By Erika Jonsson
I used to read and re-read my dad’s dog-eared childhood comics when I was a kid, and I desperately wanted to be Lois Lane. She was confident and glamorous, she was dating the Man of Steel, but, more importantly, she seemed to have the most exciting job in the world.
Superman dodged plenty of bullets, but Lois was no shrinking violet either, and I think some of that superhero attitude might have rubbed off on me when it came to money as well as my career, because I realised recently that I’ve dodged quite a few financial bullets in my time.
In chronological order, here are three of them, along with the lessons they’ve reinforced:
The super-sized home loan.
In 2006, my now-husband and I lived and worked in the fruit-growing rural city of Shepparton.
We were going through our mortgage application with a bank manager, who suggested we could easily borrow three times as much and “buy something a bit more aspirational”.
We explained that we were happy with the home we’d found and wanted a buffer in case interest rates rose.
“You should really think a bit bigger,” she pressed. “Is this really your forever home?”
No. It wasn’t. But it was the home we were comfortable with. It served us well for the years we owned it and, importantly, we could afford the repayments without putting the rest of our lifestyle under serious duress.
Lesson: Being able to afford something doesn’t mean you should buy it.
- The noughties plantation scheme.
At the turn of the 21st century, Great Southern ran Australia’s largest agribusiness managed investment scheme. Its growth was unsustainable and the company collapsed in 2008.
When our little home became an investment property after we moved to Melbourne, we needed an accountant to help us with our more complex tax returns. The accountant who’d been recommended was on leave, so we made an appointment with his business partner.
After working silently through our paperwork and tapping numbers into his ATO portal, he told us we’d be receiving a healthy return. He then transformed in front of our eyes into a full-blown salesman, with an aggressive pitch to use that healthy return to buy into Great Southern’s new plantations.
Despite the glossy brochures and this guy getting increasingly pushy and playing on our emotions, my gut told me something wasn’t right, and we told him we weren’t interested.
Great Southern’s demise is still haunting many investors, including a man who spoke at the Royal Commission about being on the brink of losing his home after investing in Great Southern through a self-managed super fund.
Lesson: If it sounds too good to be true, it probably is.
The uncomfortable level of risk.
In 2009, my partner became my husband – a huge milestone that often leads to closer examination of different aspects of shared life. We sought professional advice that involved a broad financial health check and recommendations to consider that might improve our position.
One option that was presented was borrowing to invest. Now, I’m not suggesting this was bad advice, because a lot of the reasoning the adviser walked us through seemed sound. But borrowing to invest didn’t fit with the level of risk we wanted to take.
What I learned, though, is the importance of examining my own financial situation and attitude before seeking advice.

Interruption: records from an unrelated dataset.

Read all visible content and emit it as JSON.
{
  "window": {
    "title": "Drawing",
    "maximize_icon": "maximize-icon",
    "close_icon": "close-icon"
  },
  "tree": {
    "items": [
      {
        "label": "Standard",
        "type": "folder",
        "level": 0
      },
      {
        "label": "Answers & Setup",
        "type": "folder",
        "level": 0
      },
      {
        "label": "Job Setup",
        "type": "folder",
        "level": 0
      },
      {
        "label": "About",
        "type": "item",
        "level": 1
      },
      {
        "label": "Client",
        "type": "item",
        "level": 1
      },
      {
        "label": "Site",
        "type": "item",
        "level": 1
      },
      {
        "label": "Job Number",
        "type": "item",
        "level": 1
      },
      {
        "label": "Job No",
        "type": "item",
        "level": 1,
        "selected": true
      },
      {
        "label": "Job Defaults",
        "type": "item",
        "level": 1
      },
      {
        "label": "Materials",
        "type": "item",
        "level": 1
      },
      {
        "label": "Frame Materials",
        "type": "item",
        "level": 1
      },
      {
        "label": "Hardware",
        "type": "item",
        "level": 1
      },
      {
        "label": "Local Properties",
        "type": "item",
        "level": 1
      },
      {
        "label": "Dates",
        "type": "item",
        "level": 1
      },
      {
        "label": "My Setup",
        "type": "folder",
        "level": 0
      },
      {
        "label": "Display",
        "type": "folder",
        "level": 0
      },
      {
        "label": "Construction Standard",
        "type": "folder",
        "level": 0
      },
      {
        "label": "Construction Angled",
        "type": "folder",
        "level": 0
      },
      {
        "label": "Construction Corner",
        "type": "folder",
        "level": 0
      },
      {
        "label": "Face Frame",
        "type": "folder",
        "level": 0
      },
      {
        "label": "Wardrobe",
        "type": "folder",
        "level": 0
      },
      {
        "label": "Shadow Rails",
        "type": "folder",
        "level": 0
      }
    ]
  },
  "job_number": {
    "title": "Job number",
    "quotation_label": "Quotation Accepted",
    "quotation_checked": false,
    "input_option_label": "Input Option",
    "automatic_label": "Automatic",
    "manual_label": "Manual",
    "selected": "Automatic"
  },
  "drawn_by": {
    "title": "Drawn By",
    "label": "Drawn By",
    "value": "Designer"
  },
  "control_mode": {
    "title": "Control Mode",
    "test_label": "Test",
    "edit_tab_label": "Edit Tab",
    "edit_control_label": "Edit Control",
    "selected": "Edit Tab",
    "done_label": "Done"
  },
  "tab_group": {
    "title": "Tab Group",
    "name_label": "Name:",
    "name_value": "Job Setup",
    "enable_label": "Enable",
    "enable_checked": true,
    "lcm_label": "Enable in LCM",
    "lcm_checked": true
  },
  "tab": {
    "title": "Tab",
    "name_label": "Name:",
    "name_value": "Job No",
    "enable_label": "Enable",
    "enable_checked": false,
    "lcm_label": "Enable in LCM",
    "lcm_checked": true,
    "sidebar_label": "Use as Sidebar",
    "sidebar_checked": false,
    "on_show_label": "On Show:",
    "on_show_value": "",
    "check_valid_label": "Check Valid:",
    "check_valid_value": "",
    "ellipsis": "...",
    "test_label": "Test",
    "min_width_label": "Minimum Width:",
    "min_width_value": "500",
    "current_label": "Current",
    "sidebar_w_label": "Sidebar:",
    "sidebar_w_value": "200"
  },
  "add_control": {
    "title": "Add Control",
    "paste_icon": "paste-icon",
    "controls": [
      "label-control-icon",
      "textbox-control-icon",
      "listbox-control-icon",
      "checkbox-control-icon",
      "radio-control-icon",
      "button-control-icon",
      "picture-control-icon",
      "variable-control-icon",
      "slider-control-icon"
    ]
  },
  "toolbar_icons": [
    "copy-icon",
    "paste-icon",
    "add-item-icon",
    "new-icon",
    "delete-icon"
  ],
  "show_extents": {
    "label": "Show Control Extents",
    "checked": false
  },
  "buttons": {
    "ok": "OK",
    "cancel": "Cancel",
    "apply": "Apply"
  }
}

Lesson: Understand your own attitude to risk before you ask anyone to help you make financial decisions.
Why confidence counts
The point I want to make by sharing these stories is not that I’m some kind of financial guru – far from it.
What I have realised, though, is that I’m more financially confident than many people. And that goes a long way – a US study of more than 3,000 people found that financial courage was more important to outcomes than financial literacy.
Building confidence is a process – it doesn’t happen overnight. It takes time, and effort, but it’s time well spent when it has the capacity to completely change the way you live your life in the future. By investing in yourself, you’re also investing in your quality of life for the future.
By Erika Jonsson
Erika loves to communicate complex concepts in simple terms. She is Head of Communication for Six Park (http://www.sixpark.com.au), an innovative, automated investment service, which is sometimes referred to as robo-advice. Six Park combines smart technology with the oversight of a world-class Investment Advisory Committee to give Australians access to low-cost investment management without the usual fees or complicated processes associated with the share market.